OK, so here we are back at the cutting table with our nice pressed block, and we lay them out, and you can see once again that this is a double hour glass, set on point. Three of these blocks with a little 3” sashing around them would make the most darling table runner ever. Now we’re going to have Natalie show how to cut it from the right handed side, because it’s basically the same idea it just takes a little bit different angle. So, we’ll have her come over and show that.
Alright, the only difference between a left-handed and a right-handed cut is which side you start on. So we’re going to do this from this side. Just the same as she did this before. Lining the fourty-five degree angle line up with your seam, and making your cuts.

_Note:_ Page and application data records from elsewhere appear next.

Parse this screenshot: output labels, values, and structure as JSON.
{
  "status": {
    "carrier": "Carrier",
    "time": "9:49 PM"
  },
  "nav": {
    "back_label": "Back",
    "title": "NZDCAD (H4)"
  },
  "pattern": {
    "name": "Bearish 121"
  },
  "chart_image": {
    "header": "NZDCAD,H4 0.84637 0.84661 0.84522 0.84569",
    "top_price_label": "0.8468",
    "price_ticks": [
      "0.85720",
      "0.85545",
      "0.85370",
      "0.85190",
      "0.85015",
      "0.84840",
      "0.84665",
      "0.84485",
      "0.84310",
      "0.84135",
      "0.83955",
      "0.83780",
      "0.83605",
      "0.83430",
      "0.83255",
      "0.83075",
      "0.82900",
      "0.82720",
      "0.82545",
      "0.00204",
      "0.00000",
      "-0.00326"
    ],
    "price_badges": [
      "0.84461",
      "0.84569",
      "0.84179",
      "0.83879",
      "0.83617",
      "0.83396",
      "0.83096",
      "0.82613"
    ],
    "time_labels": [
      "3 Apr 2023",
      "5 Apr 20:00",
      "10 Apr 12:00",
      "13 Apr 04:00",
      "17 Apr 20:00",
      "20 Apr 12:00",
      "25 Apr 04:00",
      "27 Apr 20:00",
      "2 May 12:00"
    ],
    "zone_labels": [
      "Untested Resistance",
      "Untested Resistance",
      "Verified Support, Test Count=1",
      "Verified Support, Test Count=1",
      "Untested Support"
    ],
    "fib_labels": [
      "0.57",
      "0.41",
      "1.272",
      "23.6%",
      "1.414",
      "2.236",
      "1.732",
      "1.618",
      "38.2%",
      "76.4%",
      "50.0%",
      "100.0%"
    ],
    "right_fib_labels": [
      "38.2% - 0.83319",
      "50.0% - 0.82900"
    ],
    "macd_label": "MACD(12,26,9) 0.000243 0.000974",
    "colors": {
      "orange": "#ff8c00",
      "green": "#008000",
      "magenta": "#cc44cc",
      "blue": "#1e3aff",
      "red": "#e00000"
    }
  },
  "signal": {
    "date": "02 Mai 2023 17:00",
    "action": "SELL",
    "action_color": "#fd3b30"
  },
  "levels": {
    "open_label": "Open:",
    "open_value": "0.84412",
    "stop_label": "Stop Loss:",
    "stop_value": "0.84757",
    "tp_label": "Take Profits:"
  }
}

OK, so now that you’ve seen the left-handed and the right-handed way. Let’s see what else we can do with these blocks besides the double hour glass. So, we figure we can put them together, and make the double square. We could do something wild and crazy, and line them up so they make a kind of chevron thing. We just never, I guess we can do all kinds of things! So this is really a fun technique, and it’s something you’ll enjoy that’s quick! So, out of three strips of fabric we’ve been able to make two and a half blocks. And it takes very little fabric to make this, and you’ll have a table runner in no time with this tube technique. We hope you’ve enjoyed this from the Missouri Star Quilt Company. Happy sewing!